Find the string "外文姓名格式" in the entries and copy each line that has it.
+--
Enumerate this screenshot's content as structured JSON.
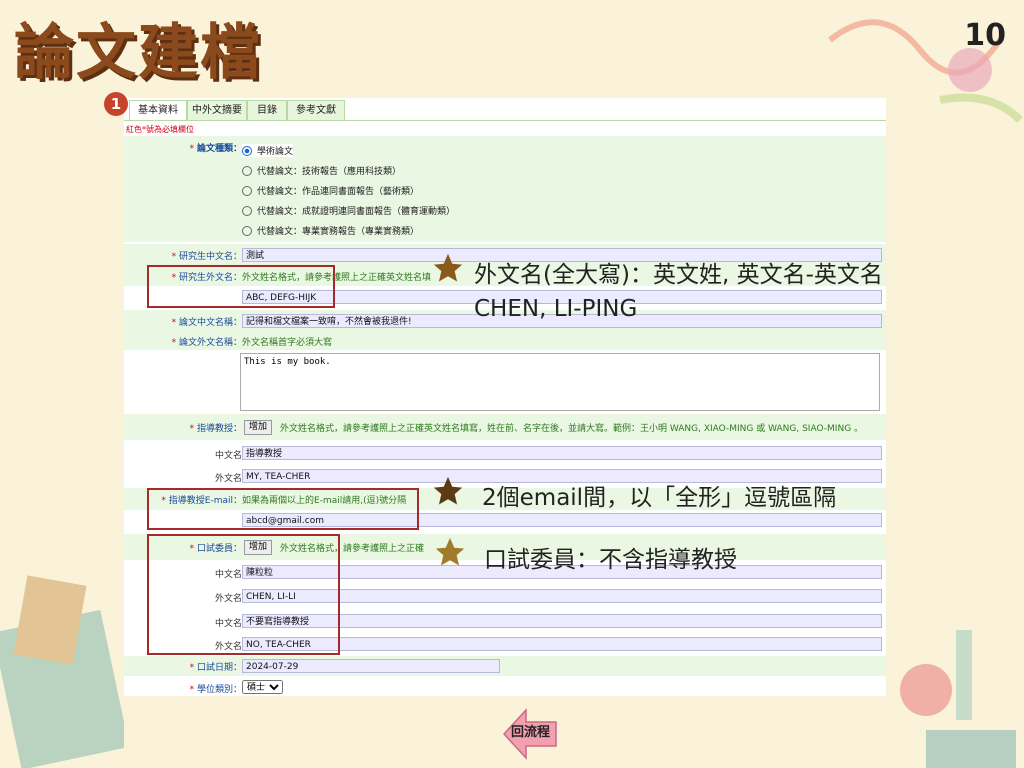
{
  "slide": {
    "title": "論文建檔",
    "page": "10"
  },
  "tabs": [
    {
      "label": "基本資料"
    },
    {
      "label": "中外文摘要"
    },
    {
      "label": "目錄"
    },
    {
      "label": "參考文獻"
    }
  ],
  "step": "1",
  "required_note": "紅色*號為必填欄位",
  "form": {
    "type_label": "論文種類：",
    "types": [
      "學術論文",
      "代替論文：技術報告（應用科技類）",
      "代替論文：作品連同書面報告（藝術類）",
      "代替論文：成就證明連同書面報告（體育運動類）",
      "代替論文：專業實務報告（專業實務類）"
    ],
    "student_cn_label": "研究生中文名：",
    "student_cn": "測試",
    "student_en_label": "研究生外文名：",
    "student_en_hint": "外文姓名格式，請參考護照上之正確英文姓名填",
    "student_en": "ABC, DEFG-HIJK",
    "title_cn_label": "論文中文名稱：",
    "title_cn": "記得和檔文檔案一致唷，不然會被我退件!",
    "title_en_label": "論文外文名稱：",
    "title_en_hint": "外文名稱首字必須大寫",
    "title_en": "This is my book.",
    "advisor_label": "指導教授：",
    "add": "增加",
    "advisor_hint": "外文姓名格式，請參考護照上之正確英文姓名填寫，姓在前、名字在後，並請大寫。範例：王小明 WANG, XIAO-MING 或 WANG, SIAO-MING 。",
    "cn_name": "中文名",
    "en_name": "外文名",
    "advisor_cn": "指導教授",
    "advisor_en": "MY, TEA-CHER",
    "email_label": "指導教授E-mail：",
    "email_hint": "如果為兩個以上的E-mail請用,(逗)號分隔",
    "email": "abcd@gmail.com",
    "committee_label": "口試委員：",
    "committee_hint": "外文姓名格式，請參考護照上之正確",
    "c1_cn": "陳粒粒",
    "c1_en": "CHEN, LI-LI",
    "c2_cn": "不要寫指導教授",
    "c2_en": "NO, TEA-CHER",
    "date_label": "口試日期：",
    "date": "2024-07-29",
    "degree_label": "學位類別：",
    "degree": "碩士"
  },
  "callouts": {
    "c1_line1": "外文名(全大寫)：英文姓, 英文名-英文名",
    "c1_line2": "CHEN, LI-PING",
    "c2": "2個email間，以「全形」逗號區隔",
    "c3": "口試委員：不含指導教授"
  },
  "back_button": "回流程",
  "colors": {
    "bg": "#faf3da",
    "title": "#8a4a1c",
    "panel_green": "#eaf7e2",
    "box": "#a52a2a",
    "star": "#8a5a1a"
  }
}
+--
● Task response
    "student_en_hint": "外文姓名格式，請參考護照上之正確英文姓名填",
    "advisor_hint": "外文姓名格式，請參考護照上之正確英文姓名填寫，姓在前、名字在後，並請大寫。範例：王小明 WANG, XIAO-MING 或 WANG, SIAO-MING 。",
    "committee_hint": "外文姓名格式，請參考護照上之正確",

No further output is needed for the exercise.